[Exercise requirements]: Write out the listing exactly as it is given.

[Records supplied]:
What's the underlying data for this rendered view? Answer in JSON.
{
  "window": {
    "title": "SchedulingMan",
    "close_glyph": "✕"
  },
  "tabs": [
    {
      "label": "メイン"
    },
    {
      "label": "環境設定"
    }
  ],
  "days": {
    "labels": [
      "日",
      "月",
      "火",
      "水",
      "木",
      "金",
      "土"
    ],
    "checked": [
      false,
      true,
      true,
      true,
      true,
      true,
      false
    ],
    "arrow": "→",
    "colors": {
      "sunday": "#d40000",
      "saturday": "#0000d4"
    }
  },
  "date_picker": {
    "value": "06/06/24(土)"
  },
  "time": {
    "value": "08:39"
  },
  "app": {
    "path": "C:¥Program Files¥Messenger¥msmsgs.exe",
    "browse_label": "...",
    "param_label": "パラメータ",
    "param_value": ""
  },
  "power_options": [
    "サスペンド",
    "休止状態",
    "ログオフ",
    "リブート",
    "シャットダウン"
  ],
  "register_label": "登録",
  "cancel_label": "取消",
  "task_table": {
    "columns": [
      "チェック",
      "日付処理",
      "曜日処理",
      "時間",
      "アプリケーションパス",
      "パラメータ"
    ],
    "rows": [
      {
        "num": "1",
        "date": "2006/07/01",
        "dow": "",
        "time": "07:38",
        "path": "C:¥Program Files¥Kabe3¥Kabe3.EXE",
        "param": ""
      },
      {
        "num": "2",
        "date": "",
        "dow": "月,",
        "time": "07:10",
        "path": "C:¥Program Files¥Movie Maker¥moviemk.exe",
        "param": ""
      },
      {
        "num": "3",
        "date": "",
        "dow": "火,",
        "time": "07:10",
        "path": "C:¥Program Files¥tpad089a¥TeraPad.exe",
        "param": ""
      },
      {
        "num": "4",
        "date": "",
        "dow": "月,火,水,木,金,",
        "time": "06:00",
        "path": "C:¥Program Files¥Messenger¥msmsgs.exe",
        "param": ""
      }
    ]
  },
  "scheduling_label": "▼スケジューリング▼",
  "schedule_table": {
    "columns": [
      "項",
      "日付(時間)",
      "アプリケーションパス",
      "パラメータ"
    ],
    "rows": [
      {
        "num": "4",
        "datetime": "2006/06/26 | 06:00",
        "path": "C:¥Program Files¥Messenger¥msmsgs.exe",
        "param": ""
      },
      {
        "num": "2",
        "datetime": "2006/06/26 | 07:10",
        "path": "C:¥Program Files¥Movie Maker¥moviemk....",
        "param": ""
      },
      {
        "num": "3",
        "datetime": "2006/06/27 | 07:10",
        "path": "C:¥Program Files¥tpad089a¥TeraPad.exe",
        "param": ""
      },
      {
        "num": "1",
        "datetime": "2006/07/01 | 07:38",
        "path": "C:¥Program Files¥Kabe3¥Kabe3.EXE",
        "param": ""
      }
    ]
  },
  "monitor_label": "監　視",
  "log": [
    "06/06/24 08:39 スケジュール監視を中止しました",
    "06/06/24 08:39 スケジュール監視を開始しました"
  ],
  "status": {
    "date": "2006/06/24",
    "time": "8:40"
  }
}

[Result of this exercise]:
What's the underlying data for this rendered view? Answer in JSON.
{
  "window": {
    "title": "SchedulingMan",
    "close_glyph": "✕"
  },
  "tabs": [
    {
      "label": "メイン"
    },
    {
      "label": "環境設定"
    }
  ],
  "days": {
    "labels": [
      "日",
      "月",
      "火",
      "水",
      "木",
      "金",
      "土"
    ],
    "checked": [
      false,
      true,
      true,
      true,
      true,
      true,
      false
    ],
    "arrow": "→",
    "colors": {
      "sunday": "#d40000",
      "saturday": "#0000d4"
    }
  },
  "date_picker": {
    "value": "06/06/24(土)"
  },
  "time": {
    "value": "08:39"
  },
  "app": {
    "path": "C:¥Program Files¥Messenger¥msmsgs.exe",
    "browse_label": "...",
    "param_label": "パラメータ",
    "param_value": ""
  },
  "power_options": [
    "サスペンド",
    "休止状態",
    "ログオフ",
    "リブート",
    "シャットダウン"
  ],
  "register_label": "登録",
  "cancel_label": "取消",
  "task_table": {
    "columns": [
      "チェック",
      "日付処理",
      "曜日処理",
      "時間",
      "アプリケーションパス",
      "パラメータ"
    ],
    "rows": [
      {
        "num": "1",
        "date": "2006/07/01",
        "dow": "",
        "time": "07:38",
        "path": "C:¥Program Files¥Kabe3¥Kabe3.EXE",
        "param": ""
      },
      {
        "num": "2",
        "date": "",
        "dow": "月,",
        "time": "07:10",
        "path": "C:¥Program Files¥Movie Maker¥moviemk.exe",
        "param": ""
      },
      {
        "num": "3",
        "date": "",
        "dow": "火,",
        "time": "07:10",
        "path": "C:¥Program Files¥tpad089a¥TeraPad.exe",
        "param": ""
      },
      {
        "num": "4",
        "date": "",
        "dow": "月,火,水,木,金,",
        "time": "06:00",
        "path": "C:¥Program Files¥Messenger¥msmsgs.exe",
        "param": ""
      }
    ]
  },
  "scheduling_label": "▼スケジューリング▼",
  "schedule_table": {
    "columns": [
      "項",
      "日付(時間)",
      "アプリケーションパス",
      "パラメータ"
    ],
    "rows": [
      {
        "num": "4",
        "datetime": "2006/06/26 | 06:00",
        "path": "C:¥Program Files¥Messenger¥msmsgs.exe",
        "param": ""
      },
      {
        "num": "2",
        "datetime": "2006/06/26 | 07:10",
        "path": "C:¥Program Files¥Movie Maker¥moviemk....",
        "param": ""
      },
      {
        "num": "3",
        "datetime": "2006/06/27 | 07:10",
        "path": "C:¥Program Files¥tpad089a¥TeraPad.exe",
        "param": ""
      },
      {
        "num": "1",
        "datetime": "2006/07/01 | 07:38",
        "path": "C:¥Program Files¥Kabe3¥Kabe3.EXE",
        "param": ""
      }
    ]
  },
  "monitor_label": "監　視",
  "log": [
    "06/06/24 08:39 スケジュール監視を中止しました",
    "06/06/24 08:39 スケジュール監視を開始しました"
  ],
  "status": {
    "date": "2006/06/24",
    "time": "8:40"
  }
}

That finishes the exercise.